# Exercise inputs

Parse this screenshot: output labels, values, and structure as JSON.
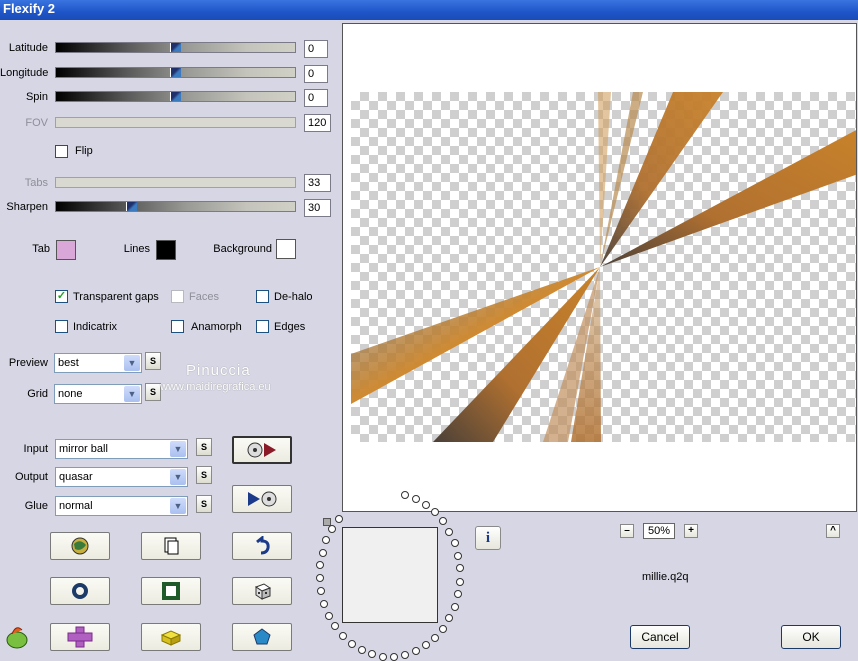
{
  "window": {
    "title": "Flexify 2"
  },
  "sliders": {
    "latitude": {
      "label": "Latitude",
      "value": "0",
      "level": 0.5
    },
    "longitude": {
      "label": "Longitude",
      "value": "0",
      "level": 0.5
    },
    "spin": {
      "label": "Spin",
      "value": "0",
      "level": 0.5
    },
    "fov": {
      "label": "FOV",
      "value": "120"
    },
    "tabs": {
      "label": "Tabs",
      "value": "33"
    },
    "sharpen": {
      "label": "Sharpen",
      "value": "30",
      "level": 0.31
    }
  },
  "flip": {
    "label": "Flip",
    "checked": false
  },
  "colors": {
    "tab": {
      "label": "Tab",
      "color": "#d9a8d8"
    },
    "lines": {
      "label": "Lines",
      "color": "#000000"
    },
    "background": {
      "label": "Background",
      "color": "#ffffff"
    }
  },
  "options": {
    "transparent_gaps": {
      "label": "Transparent gaps",
      "checked": true
    },
    "faces": {
      "label": "Faces",
      "checked": false
    },
    "de_halo": {
      "label": "De-halo",
      "checked": false
    },
    "indicatrix": {
      "label": "Indicatrix",
      "checked": false
    },
    "anamorph": {
      "label": "Anamorph",
      "checked": false
    },
    "edges": {
      "label": "Edges",
      "checked": false
    }
  },
  "preview_select": {
    "label": "Preview",
    "value": "best"
  },
  "grid_select": {
    "label": "Grid",
    "value": "none"
  },
  "input_select": {
    "label": "Input",
    "value": "mirror ball"
  },
  "output_select": {
    "label": "Output",
    "value": "quasar"
  },
  "glue_select": {
    "label": "Glue",
    "value": "normal"
  },
  "s_button_label": "S",
  "watermark": {
    "line1": "Pinuccia",
    "line2": "www.maidiregrafica.eu"
  },
  "zoom": {
    "minus": "–",
    "value": "50%",
    "plus": "+"
  },
  "info_icon_glyph": "i",
  "corner_button_glyph": "^",
  "filename": "millie.q2q",
  "buttons": {
    "cancel": "Cancel",
    "ok": "OK"
  },
  "accent_colors": {
    "orange": "#c8822a",
    "dark_stripe": "#5a4a38",
    "title_blue": "#2158d0"
  }
}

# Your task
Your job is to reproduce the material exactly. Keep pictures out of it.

# Solution
Parse this screenshot: output labels, values, and structure as JSON.
{
  "window": {
    "title": "Flexify 2"
  },
  "sliders": {
    "latitude": {
      "label": "Latitude",
      "value": "0",
      "level": 0.5
    },
    "longitude": {
      "label": "Longitude",
      "value": "0",
      "level": 0.5
    },
    "spin": {
      "label": "Spin",
      "value": "0",
      "level": 0.5
    },
    "fov": {
      "label": "FOV",
      "value": "120"
    },
    "tabs": {
      "label": "Tabs",
      "value": "33"
    },
    "sharpen": {
      "label": "Sharpen",
      "value": "30",
      "level": 0.31
    }
  },
  "flip": {
    "label": "Flip",
    "checked": false
  },
  "colors": {
    "tab": {
      "label": "Tab",
      "color": "#d9a8d8"
    },
    "lines": {
      "label": "Lines",
      "color": "#000000"
    },
    "background": {
      "label": "Background",
      "color": "#ffffff"
    }
  },
  "options": {
    "transparent_gaps": {
      "label": "Transparent gaps",
      "checked": true
    },
    "faces": {
      "label": "Faces",
      "checked": false
    },
    "de_halo": {
      "label": "De-halo",
      "checked": false
    },
    "indicatrix": {
      "label": "Indicatrix",
      "checked": false
    },
    "anamorph": {
      "label": "Anamorph",
      "checked": false
    },
    "edges": {
      "label": "Edges",
      "checked": false
    }
  },
  "preview_select": {
    "label": "Preview",
    "value": "best"
  },
  "grid_select": {
    "label": "Grid",
    "value": "none"
  },
  "input_select": {
    "label": "Input",
    "value": "mirror ball"
  },
  "output_select": {
    "label": "Output",
    "value": "quasar"
  },
  "glue_select": {
    "label": "Glue",
    "value": "normal"
  },
  "s_button_label": "S",
  "watermark": {
    "line1": "Pinuccia",
    "line2": "www.maidiregrafica.eu"
  },
  "zoom": {
    "minus": "–",
    "value": "50%",
    "plus": "+"
  },
  "info_icon_glyph": "i",
  "corner_button_glyph": "^",
  "filename": "millie.q2q",
  "buttons": {
    "cancel": "Cancel",
    "ok": "OK"
  },
  "accent_colors": {
    "orange": "#c8822a",
    "dark_stripe": "#5a4a38",
    "title_blue": "#2158d0"
  }
}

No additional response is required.